- **RECORDS PROVIDED**
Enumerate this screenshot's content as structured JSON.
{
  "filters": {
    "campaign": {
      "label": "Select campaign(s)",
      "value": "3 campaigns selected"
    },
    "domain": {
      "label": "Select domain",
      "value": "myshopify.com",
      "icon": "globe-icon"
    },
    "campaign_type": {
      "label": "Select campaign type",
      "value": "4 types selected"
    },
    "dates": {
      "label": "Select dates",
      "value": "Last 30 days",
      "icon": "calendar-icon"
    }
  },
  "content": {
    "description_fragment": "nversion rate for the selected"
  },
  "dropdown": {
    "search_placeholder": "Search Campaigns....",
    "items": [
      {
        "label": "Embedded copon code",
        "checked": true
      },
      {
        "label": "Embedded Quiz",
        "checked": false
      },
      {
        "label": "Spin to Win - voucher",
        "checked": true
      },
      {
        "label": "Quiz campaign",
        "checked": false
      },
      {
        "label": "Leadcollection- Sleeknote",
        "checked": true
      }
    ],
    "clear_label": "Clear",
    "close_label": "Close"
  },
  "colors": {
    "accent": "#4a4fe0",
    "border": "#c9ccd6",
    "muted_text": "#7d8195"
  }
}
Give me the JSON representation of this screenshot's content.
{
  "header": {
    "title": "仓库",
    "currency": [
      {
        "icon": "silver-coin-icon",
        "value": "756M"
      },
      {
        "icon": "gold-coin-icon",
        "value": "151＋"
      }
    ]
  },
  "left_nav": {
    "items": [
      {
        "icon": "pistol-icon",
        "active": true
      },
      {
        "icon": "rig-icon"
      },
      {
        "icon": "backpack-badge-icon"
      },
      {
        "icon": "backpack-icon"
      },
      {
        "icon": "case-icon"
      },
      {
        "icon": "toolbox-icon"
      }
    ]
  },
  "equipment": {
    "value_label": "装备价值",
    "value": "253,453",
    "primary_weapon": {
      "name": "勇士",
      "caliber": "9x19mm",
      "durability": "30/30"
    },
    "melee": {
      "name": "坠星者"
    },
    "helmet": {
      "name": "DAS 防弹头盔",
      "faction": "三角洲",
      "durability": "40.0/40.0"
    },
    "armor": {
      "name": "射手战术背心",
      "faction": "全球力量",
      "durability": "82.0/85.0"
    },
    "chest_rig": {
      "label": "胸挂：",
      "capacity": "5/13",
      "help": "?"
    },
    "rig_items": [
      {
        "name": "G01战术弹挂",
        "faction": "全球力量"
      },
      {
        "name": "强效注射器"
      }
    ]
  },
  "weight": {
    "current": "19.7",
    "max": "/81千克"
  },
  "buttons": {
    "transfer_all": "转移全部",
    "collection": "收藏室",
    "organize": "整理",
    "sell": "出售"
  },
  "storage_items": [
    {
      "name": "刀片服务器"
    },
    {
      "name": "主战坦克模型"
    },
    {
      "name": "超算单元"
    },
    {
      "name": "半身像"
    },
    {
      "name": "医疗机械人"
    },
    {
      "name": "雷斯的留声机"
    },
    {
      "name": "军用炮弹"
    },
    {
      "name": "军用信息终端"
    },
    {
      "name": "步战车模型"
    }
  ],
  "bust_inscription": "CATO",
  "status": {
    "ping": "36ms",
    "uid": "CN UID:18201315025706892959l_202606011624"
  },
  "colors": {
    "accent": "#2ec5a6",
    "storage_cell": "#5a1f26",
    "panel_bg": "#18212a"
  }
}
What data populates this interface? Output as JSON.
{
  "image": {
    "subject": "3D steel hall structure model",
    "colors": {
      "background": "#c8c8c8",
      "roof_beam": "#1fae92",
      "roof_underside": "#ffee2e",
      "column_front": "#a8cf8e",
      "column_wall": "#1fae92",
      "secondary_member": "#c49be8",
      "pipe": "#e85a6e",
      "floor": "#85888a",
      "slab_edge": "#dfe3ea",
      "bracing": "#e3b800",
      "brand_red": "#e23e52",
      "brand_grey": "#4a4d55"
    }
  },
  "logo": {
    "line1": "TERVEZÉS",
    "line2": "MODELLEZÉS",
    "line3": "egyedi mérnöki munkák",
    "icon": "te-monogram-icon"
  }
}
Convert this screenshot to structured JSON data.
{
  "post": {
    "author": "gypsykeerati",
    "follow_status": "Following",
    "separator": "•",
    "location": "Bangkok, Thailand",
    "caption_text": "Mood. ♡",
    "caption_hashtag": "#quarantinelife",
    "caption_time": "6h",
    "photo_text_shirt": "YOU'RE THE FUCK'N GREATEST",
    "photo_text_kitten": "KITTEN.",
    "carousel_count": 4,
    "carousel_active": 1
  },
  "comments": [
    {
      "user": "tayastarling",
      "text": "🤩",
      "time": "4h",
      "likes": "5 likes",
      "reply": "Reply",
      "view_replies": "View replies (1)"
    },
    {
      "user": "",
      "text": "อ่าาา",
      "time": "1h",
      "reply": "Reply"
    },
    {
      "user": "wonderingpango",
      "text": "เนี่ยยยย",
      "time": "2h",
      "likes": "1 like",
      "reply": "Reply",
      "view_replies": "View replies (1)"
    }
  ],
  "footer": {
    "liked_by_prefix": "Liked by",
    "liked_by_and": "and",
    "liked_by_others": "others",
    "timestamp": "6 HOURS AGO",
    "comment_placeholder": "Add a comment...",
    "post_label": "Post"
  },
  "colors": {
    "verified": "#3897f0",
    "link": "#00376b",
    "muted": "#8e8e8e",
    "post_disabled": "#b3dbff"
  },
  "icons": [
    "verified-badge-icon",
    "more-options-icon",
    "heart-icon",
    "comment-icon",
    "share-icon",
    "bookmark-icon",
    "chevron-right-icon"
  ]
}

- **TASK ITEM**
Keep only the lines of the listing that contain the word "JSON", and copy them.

- **RESPONSE BELOW**
Enumerate this screenshot's content as structured JSON.
Give me the JSON representation of this screenshot's content.
What data populates this interface? Output as JSON.
Convert this screenshot to structured JSON data.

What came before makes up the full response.